- _Task statement_
Report each line of the listing below that holds "サービス名ではまだ出ていない".
Dataset content Block Start
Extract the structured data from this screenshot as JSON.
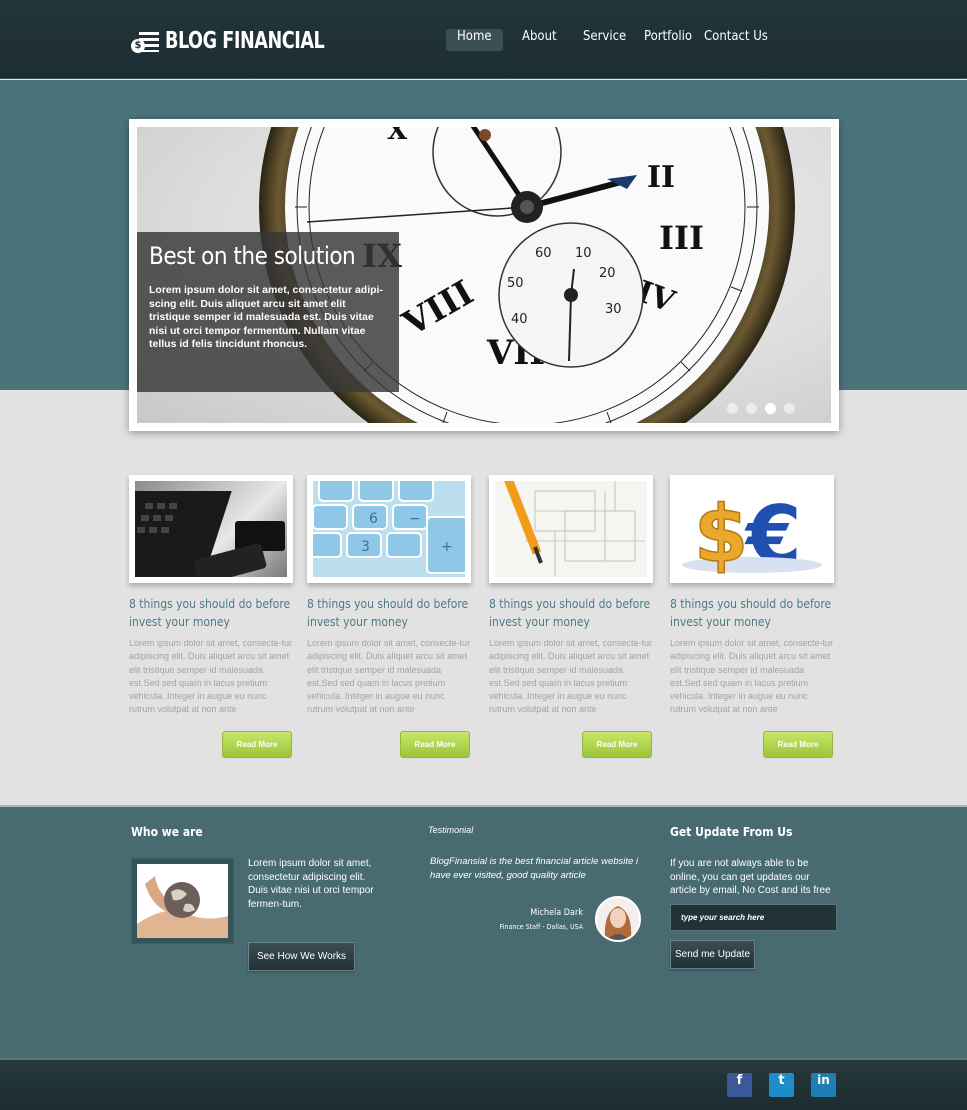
{
  "header": {
    "logo_text": "BLOG FINANCIAL",
    "nav": [
      {
        "label": "Home",
        "active": true
      },
      {
        "label": "About"
      },
      {
        "label": "Service"
      },
      {
        "label": "Portfolio"
      },
      {
        "label": "Contact Us"
      }
    ]
  },
  "slider": {
    "title": "Best on the solution",
    "text": "Lorem ipsum dolor sit amet, consectetur adipi-scing elit. Duis aliquet arcu sit amet elit tristique semper id malesuada est. Duis vitae nisi ut orci tempor fermentum. Nullam vitae tellus id felis tincidunt rhoncus.",
    "slide_count": 4,
    "active_slide": 3
  },
  "articles": [
    {
      "title": "8 things you should do before invest your money",
      "excerpt": "Lorem ipsum dolor sit amet, consecte-tur adipiscing elit. Duis aliquet arcu sit amet elit tristique semper id malesuada est.Sed sed quam in lacus pretium vehicula. Integer in augue eu nunc rutrum volutpat at non ante",
      "button": "Read More",
      "image": "keyboard-phone"
    },
    {
      "title": "8 things you should do before invest your money",
      "excerpt": "Lorem ipsum dolor sit amet, consecte-tur adipiscing elit. Duis aliquet arcu sit amet elit tristique semper id malesuada est.Sed sed quam in lacus pretium vehicula. Integer in augue eu nunc rutrum volutpat at non ante",
      "button": "Read More",
      "image": "calculator"
    },
    {
      "title": "8 things you should do before invest your money",
      "excerpt": "Lorem ipsum dolor sit amet, consecte-tur adipiscing elit. Duis aliquet arcu sit amet elit tristique semper id malesuada est.Sed sed quam in lacus pretium vehicula. Integer in augue eu nunc rutrum volutpat at non ante",
      "button": "Read More",
      "image": "pencil-blueprint"
    },
    {
      "title": "8 things you should do before invest your money",
      "excerpt": "Lorem ipsum dolor sit amet, consecte-tur adipiscing elit. Duis aliquet arcu sit amet elit tristique semper id malesuada est.Sed sed quam in lacus pretium vehicula. Integer in augue eu nunc rutrum volutpat at non ante",
      "button": "Read More",
      "image": "currency-symbols"
    }
  ],
  "who": {
    "heading": "Who we are",
    "text": "Lorem ipsum dolor sit amet, consectetur adipiscing elit. Duis vitae nisi ut orci tempor fermen-tum.",
    "button": "See How We Works"
  },
  "testimonial": {
    "heading": "Testimonial",
    "quote": "BlogFinansial is the best financial article website i have ever visited, good quality article",
    "name": "Michela Dark",
    "role": "Finance Staff - Dallas, USA"
  },
  "update": {
    "heading": "Get Update From Us",
    "text": "If you are not always able to be online, you can get updates our article by email, No Cost and its free",
    "placeholder": "type your search here",
    "button": "Send me Update"
  },
  "social": [
    {
      "name": "facebook",
      "glyph": "f",
      "color": "#3b5998"
    },
    {
      "name": "twitter",
      "glyph": "t",
      "color": "#1e8cc9"
    },
    {
      "name": "linkedin",
      "glyph": "in",
      "color": "#1f7fb5"
    }
  ],
  "colors": {
    "teal": "#4a737a",
    "dark": "#1d2e33",
    "accent_green": "#9bc53a",
    "title_blue": "#4c7a86"
  }
}
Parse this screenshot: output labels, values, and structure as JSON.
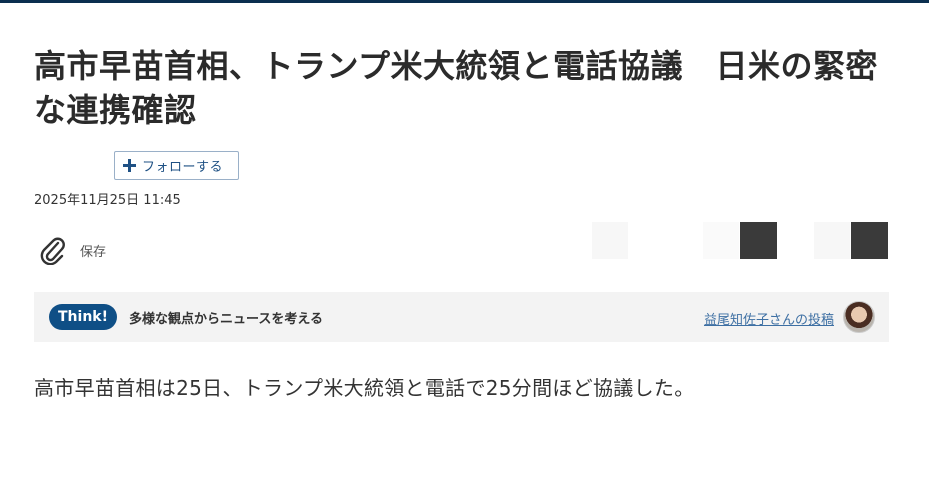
{
  "article": {
    "headline": "高市早苗首相、トランプ米大統領と電話協議　日米の緊密な連携確認",
    "follow_label": "フォローする",
    "timestamp": "2025年11月25日 11:45",
    "save_label": "保存",
    "lead": "高市早苗首相は25日、トランプ米大統領と電話で25分間ほど協議した。"
  },
  "think": {
    "badge": "Think!",
    "text": "多様な観点からニュースを考える",
    "author_link": "益尾知佐子さんの投稿"
  },
  "icons": {
    "save": "paperclip-icon",
    "follow": "plus-icon"
  },
  "colors": {
    "brand": "#0f4f86",
    "topbar": "#0b2f4f",
    "link": "#3d6fa3"
  }
}
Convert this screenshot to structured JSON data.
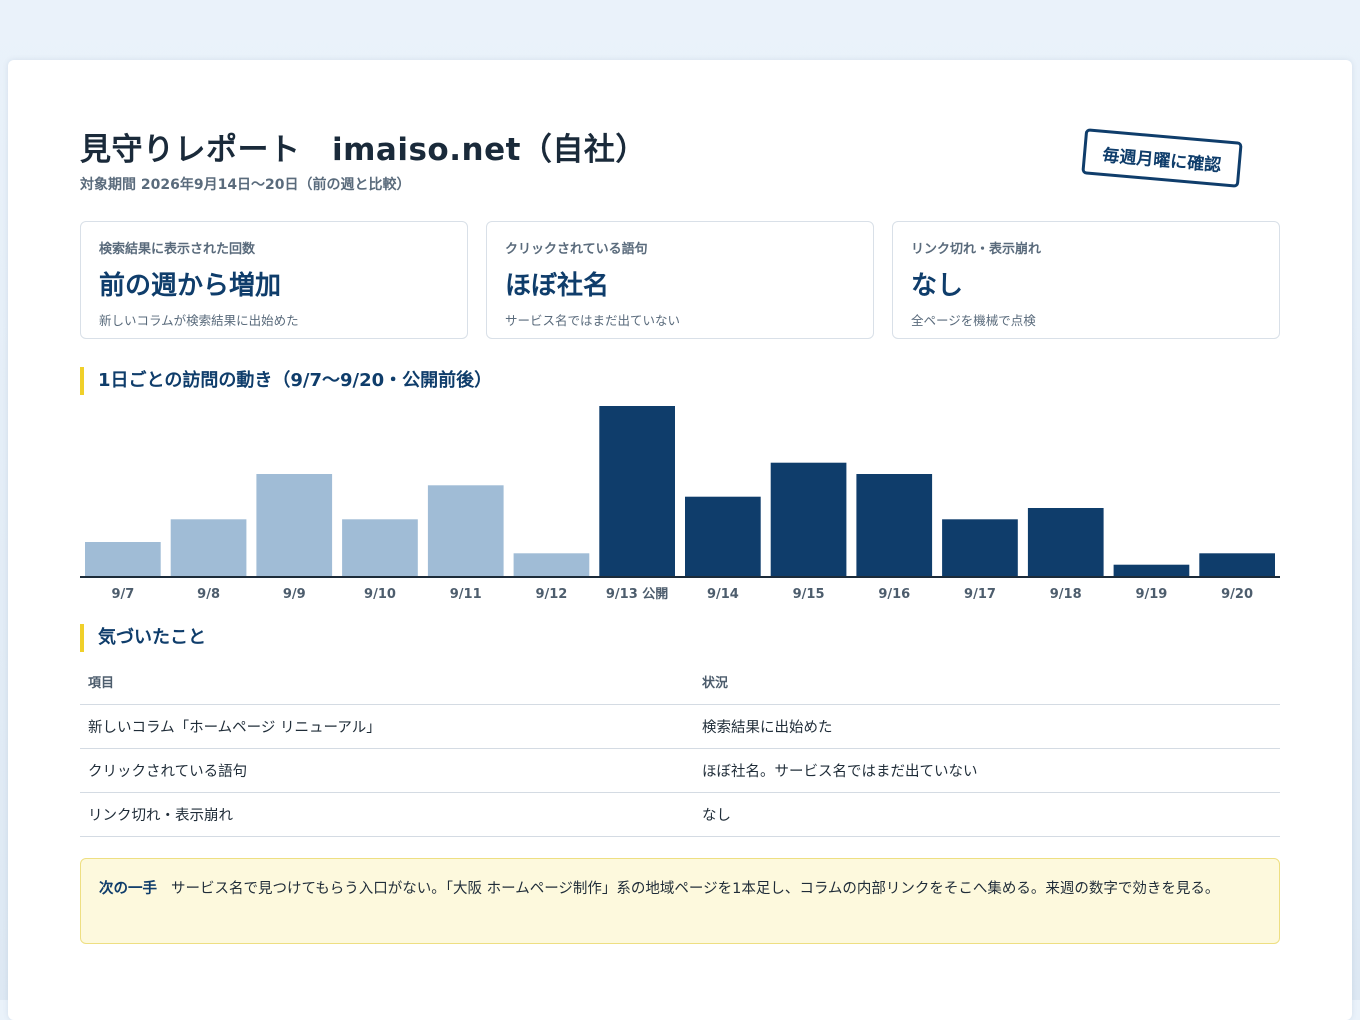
{
  "header": {
    "title": "見守りレポート　imaiso.net（自社）",
    "period": "対象期間 2026年9月14日〜20日（前の週と比較）",
    "stamp": "毎週月曜に確認"
  },
  "kpis": [
    {
      "label": "検索結果に表示された回数",
      "value": "前の週から増加",
      "note": "新しいコラムが検索結果に出始めた"
    },
    {
      "label": "クリックされている語句",
      "value": "ほぼ社名",
      "note": "サービス名ではまだ出ていない"
    },
    {
      "label": "リンク切れ・表示崩れ",
      "value": "なし",
      "note": "全ページを機械で点検"
    }
  ],
  "chart_section": {
    "heading": "1日ごとの訪問の動き（9/7〜9/20・公開前後）"
  },
  "chart_data": {
    "type": "bar",
    "title": "1日ごとの訪問の動き（9/7〜9/20・公開前後）",
    "categories": [
      "9/7",
      "9/8",
      "9/9",
      "9/10",
      "9/11",
      "9/12",
      "9/13 公開",
      "9/14",
      "9/15",
      "9/16",
      "9/17",
      "9/18",
      "9/19",
      "9/20"
    ],
    "values": [
      3,
      5,
      9,
      5,
      8,
      2,
      15,
      7,
      10,
      9,
      5,
      6,
      1,
      2
    ],
    "ylim": [
      0,
      15
    ],
    "colors": {
      "before": "#a0bcd6",
      "after": "#0f3d6b",
      "axis": "#1c2b39",
      "tick_label": "#4d5d6d"
    },
    "highlight_from_index": 6,
    "grid": false
  },
  "notes": {
    "heading": "気づいたこと",
    "columns": [
      "項目",
      "状況"
    ],
    "rows": [
      [
        "新しいコラム「ホームページ リニューアル」",
        "検索結果に出始めた"
      ],
      [
        "クリックされている語句",
        "ほぼ社名。サービス名ではまだ出ていない"
      ],
      [
        "リンク切れ・表示崩れ",
        "なし"
      ]
    ]
  },
  "next_step": {
    "label": "次の一手",
    "text": "サービス名で見つけてもらう入口がない。「大阪 ホームページ制作」系の地域ページを1本足し、コラムの内部リンクをそこへ集める。来週の数字で効きを見る。"
  }
}
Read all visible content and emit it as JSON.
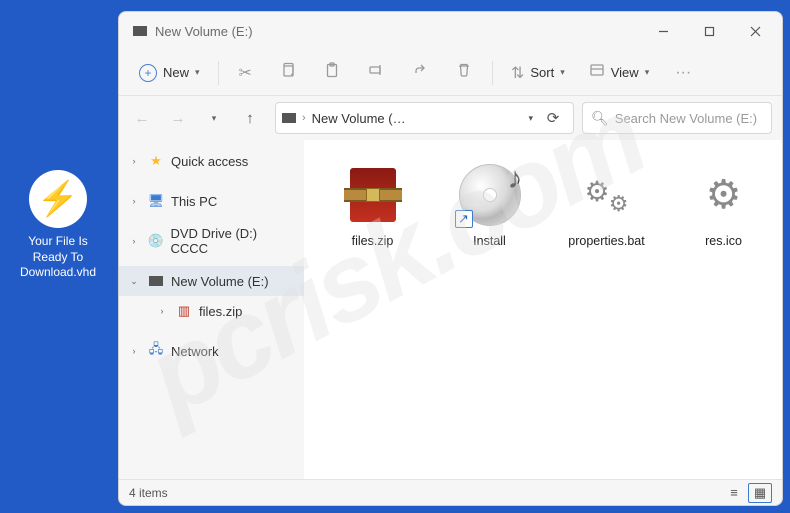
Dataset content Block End
- _Output_
      "note": "サービス名ではまだ出ていない"
        "ほぼ社名。サービス名ではまだ出ていない"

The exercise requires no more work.